The entertaining white gap running vertically in the middle is me realizing the bed was too short and hence extending it.

Click above image for slightly larger view.
In Stage 1 you see the beginnings of final line art and initial color blocking. It's common for me to take the line art to a nearly finished point and then block in the basic color shapes so I can see how the basic composite is shaping up and to help me spot any drawing problems. The rougher line art indicates what wasn't working for me and where I started to extend it vertically.

Also, obviously, I've flopped the drawing. I actually liked it better this way from the get go and as I want to put the title and intro paragraph on the right hand page, it was a win-win situation.
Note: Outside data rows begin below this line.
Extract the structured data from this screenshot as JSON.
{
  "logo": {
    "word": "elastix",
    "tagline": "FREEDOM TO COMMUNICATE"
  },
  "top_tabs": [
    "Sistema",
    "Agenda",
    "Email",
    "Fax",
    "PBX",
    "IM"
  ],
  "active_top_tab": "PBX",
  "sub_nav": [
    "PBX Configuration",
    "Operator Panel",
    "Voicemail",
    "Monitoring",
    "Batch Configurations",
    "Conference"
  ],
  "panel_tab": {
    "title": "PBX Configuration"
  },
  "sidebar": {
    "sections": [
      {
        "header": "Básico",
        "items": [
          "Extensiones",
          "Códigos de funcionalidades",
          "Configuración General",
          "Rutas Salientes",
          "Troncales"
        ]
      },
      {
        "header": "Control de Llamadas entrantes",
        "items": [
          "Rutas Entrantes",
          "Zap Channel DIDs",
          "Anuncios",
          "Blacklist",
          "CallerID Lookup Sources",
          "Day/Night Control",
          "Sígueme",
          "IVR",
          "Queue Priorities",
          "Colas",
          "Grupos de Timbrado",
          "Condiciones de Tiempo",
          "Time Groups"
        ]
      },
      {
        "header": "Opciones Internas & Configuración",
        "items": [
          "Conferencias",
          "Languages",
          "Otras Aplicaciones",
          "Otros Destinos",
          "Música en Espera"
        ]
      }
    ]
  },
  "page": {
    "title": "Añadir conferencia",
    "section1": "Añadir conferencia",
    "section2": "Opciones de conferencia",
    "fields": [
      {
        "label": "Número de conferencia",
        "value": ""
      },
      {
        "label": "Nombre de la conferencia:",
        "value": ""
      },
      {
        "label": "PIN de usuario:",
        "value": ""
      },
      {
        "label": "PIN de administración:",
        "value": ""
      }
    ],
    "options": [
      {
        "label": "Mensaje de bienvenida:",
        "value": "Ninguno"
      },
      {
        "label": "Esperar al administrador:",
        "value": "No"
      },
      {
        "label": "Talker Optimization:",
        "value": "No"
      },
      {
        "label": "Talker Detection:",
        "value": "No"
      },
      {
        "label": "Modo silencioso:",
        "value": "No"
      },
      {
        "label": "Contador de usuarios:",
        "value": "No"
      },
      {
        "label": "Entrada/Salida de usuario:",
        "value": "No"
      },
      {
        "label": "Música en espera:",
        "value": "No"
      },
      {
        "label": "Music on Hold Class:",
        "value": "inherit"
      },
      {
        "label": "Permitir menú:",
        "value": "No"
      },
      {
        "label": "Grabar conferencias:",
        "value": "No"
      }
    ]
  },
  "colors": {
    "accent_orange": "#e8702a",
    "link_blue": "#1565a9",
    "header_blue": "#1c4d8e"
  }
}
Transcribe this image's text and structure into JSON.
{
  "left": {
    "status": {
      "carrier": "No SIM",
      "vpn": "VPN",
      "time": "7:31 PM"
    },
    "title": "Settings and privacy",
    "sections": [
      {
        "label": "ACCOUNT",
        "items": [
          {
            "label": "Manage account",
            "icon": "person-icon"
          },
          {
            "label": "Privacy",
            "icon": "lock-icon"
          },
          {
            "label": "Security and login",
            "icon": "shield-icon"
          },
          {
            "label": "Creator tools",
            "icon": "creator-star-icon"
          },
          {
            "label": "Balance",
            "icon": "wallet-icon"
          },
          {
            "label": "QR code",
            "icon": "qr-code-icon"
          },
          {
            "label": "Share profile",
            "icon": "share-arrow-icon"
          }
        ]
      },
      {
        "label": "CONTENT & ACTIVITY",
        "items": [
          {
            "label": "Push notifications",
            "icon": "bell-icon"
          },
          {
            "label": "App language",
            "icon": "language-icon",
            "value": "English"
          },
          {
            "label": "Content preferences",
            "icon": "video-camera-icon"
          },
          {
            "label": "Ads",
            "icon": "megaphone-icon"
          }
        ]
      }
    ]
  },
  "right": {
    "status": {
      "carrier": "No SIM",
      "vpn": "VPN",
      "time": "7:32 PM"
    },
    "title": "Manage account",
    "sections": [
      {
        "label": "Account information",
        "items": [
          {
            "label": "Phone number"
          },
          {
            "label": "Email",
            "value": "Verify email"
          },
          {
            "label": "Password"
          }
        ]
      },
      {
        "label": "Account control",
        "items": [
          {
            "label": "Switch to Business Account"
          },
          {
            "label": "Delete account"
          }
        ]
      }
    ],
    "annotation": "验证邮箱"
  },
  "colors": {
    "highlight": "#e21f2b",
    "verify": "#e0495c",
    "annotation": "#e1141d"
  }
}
This illustration is actually beyond this point in refinement, but not quite at Stage 2: Final line art and initial rendering. Which'll be my next entry here in a few days.